Wealthy Americans Lie About Charitable Giving

In 1973, Pew Research asked the typical American whether it is okay tell “white lies” or “harmless lies” that were intended to spare the feelings of the lie’s recipient. Over 79% said that this type of lying was morally wrong.

In 2015, the question was asked again. This time, there was a steep drop, as only 43% said that this type of lying was morally wrong.

Unfortunately, America’s wealthy seemed to do its part to tilt the trend. In 1973, wealthy participants weighed in at 89% to say that this type of lying was wrong. By 2015, only 27% of the wealthy considered this wrong.

This change manifests itself in a lie told … Read the rest of this article!

Why The Wealthy Own Timberland

Other than oil and natural gas, guess what is the most widely owned commodity by the wealthy? As the headline gives away, it is timber.

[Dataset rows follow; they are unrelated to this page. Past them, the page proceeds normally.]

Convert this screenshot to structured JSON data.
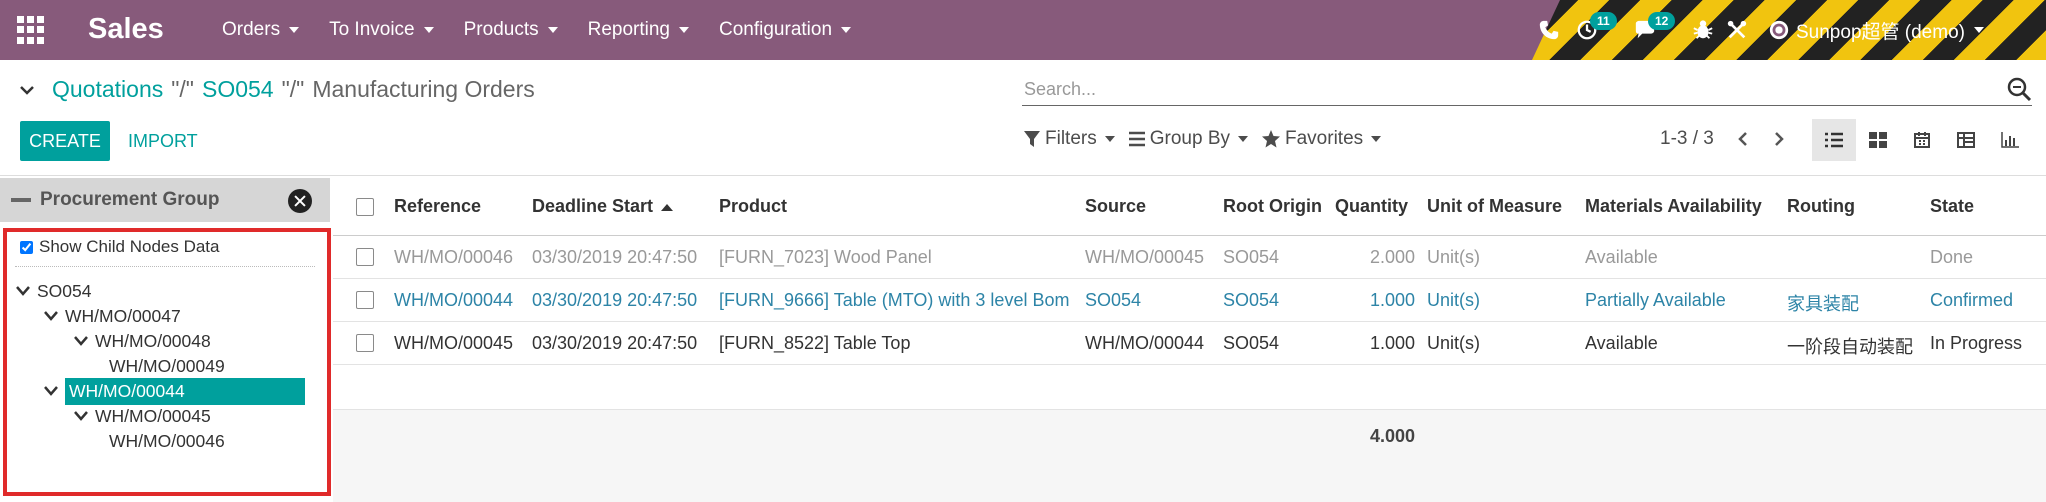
{
  "navbar": {
    "brand": "Sales",
    "menu": [
      "Orders",
      "To Invoice",
      "Products",
      "Reporting",
      "Configuration"
    ],
    "activity_count": "11",
    "message_count": "12",
    "user_name": "Sunpop超管 (demo)"
  },
  "breadcrumb": {
    "items": [
      "Quotations",
      "SO054"
    ],
    "separator": "\"/\"",
    "current": "Manufacturing Orders"
  },
  "search": {
    "placeholder": "Search..."
  },
  "buttons": {
    "create": "CREATE",
    "import": "IMPORT"
  },
  "filters": {
    "filters": "Filters",
    "group_by": "Group By",
    "favorites": "Favorites"
  },
  "pager": {
    "value": "1-3 / 3"
  },
  "side_panel": {
    "title": "Procurement Group",
    "show_child": "Show Child Nodes Data",
    "tree": [
      "SO054",
      "WH/MO/00047",
      "WH/MO/00048",
      "WH/MO/00049",
      "WH/MO/00044",
      "WH/MO/00045",
      "WH/MO/00046"
    ]
  },
  "table": {
    "columns": [
      "Reference",
      "Deadline Start",
      "Product",
      "Source",
      "Root Origin",
      "Quantity",
      "Unit of Measure",
      "Materials Availability",
      "Routing",
      "State"
    ],
    "rows": [
      [
        "WH/MO/00046",
        "03/30/2019 20:47:50",
        "[FURN_7023] Wood Panel",
        "WH/MO/00045",
        "SO054",
        "2.000",
        "Unit(s)",
        "Available",
        "",
        "Done"
      ],
      [
        "WH/MO/00044",
        "03/30/2019 20:47:50",
        "[FURN_9666] Table (MTO) with 3 level Bom",
        "SO054",
        "SO054",
        "1.000",
        "Unit(s)",
        "Partially Available",
        "家具装配",
        "Confirmed"
      ],
      [
        "WH/MO/00045",
        "03/30/2019 20:47:50",
        "[FURN_8522] Table Top",
        "WH/MO/00044",
        "SO054",
        "1.000",
        "Unit(s)",
        "Available",
        "一阶段自动装配",
        "In Progress"
      ]
    ],
    "total_quantity": "4.000"
  },
  "colors": {
    "brand": "#875a7b",
    "accent": "#00a09d",
    "highlight_border": "#e02a2a"
  }
}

Among households with over $2.5 million in investments excluding their primary residences, the average allocation to timber is almost 8%. Although timber does seem to be something of an all-or-nothing investment selection. A slight majority–about 62%–own no timberland rights at all. But of those that do, the average allocation to timber investments in their portfolio is almost 17%.

The appeal is that timberland is seen as a steady investment that can churn out cash flows during difficult economic conditions and are diversifiers from stocks, bonds, and whatever their … Read the rest of this article!

How Mutual Funds Are Taxed

Similar to partnerships, mutual funds pay no taxes themselves and operate on a pass-through basis (technically, the IRS puts mutual funds in the category of “regulated investment companies”). For tax purposes, the mutual fund distributes investment income to the fundholders, and depending upon the classification of the income, the fundholder will then pay taxes on the income received.

Generally, a mutual fund makes one of the following six types of investment distributions to its fundholders: (1) a return of capital distribution; (2) short-term capital gains; (3) long-term capital gains; (4) qualified dividends; (5) unqualified dividends; and (6) tax-exempt interest dividends.

A return of capital is a return of some funds that you initially … Read the rest of this article!

Oil Stock Investments vs. Commodities Futures Trading

I do not understand how regular commodities trading can be part of any sustainable wealth-building plan.

A futures contract is when you agree to buy or sell a commodity at a certain price at a certain future date. Let’s say oil is trading at $60 per barrel. Assume that you think a year from now, oil will trade at a higher price than that. So you enter into a futures contract to take delivery of 1,000 barrels of oil in November 2018. By August 2018, you appear to be right–the price of oil has increased to $75. You decide to close out your contract, and rather than taking delivery, you pass on the … Read the rest of this article!

Multimillionaires Spend Way Less Than Their Passive Income

In a survey of 1284 households that have a net worth of at least $2.5 million, 1232 of the households indicate that their annual spending is less than the income generated by their private business holdings, stock dividends, partnership distributions, and rental income. Given that, at a minimum, this implies passive cash flows of at least $12,000 per month, it may not sound surprising to you that these families can make it work.

But what I find interesting are the reflections from these wealthy individuals about their habits on their journey from a point at which their financial resources were modest to the point that they had accumulated something substantial.

And, in this Read the rest of this article!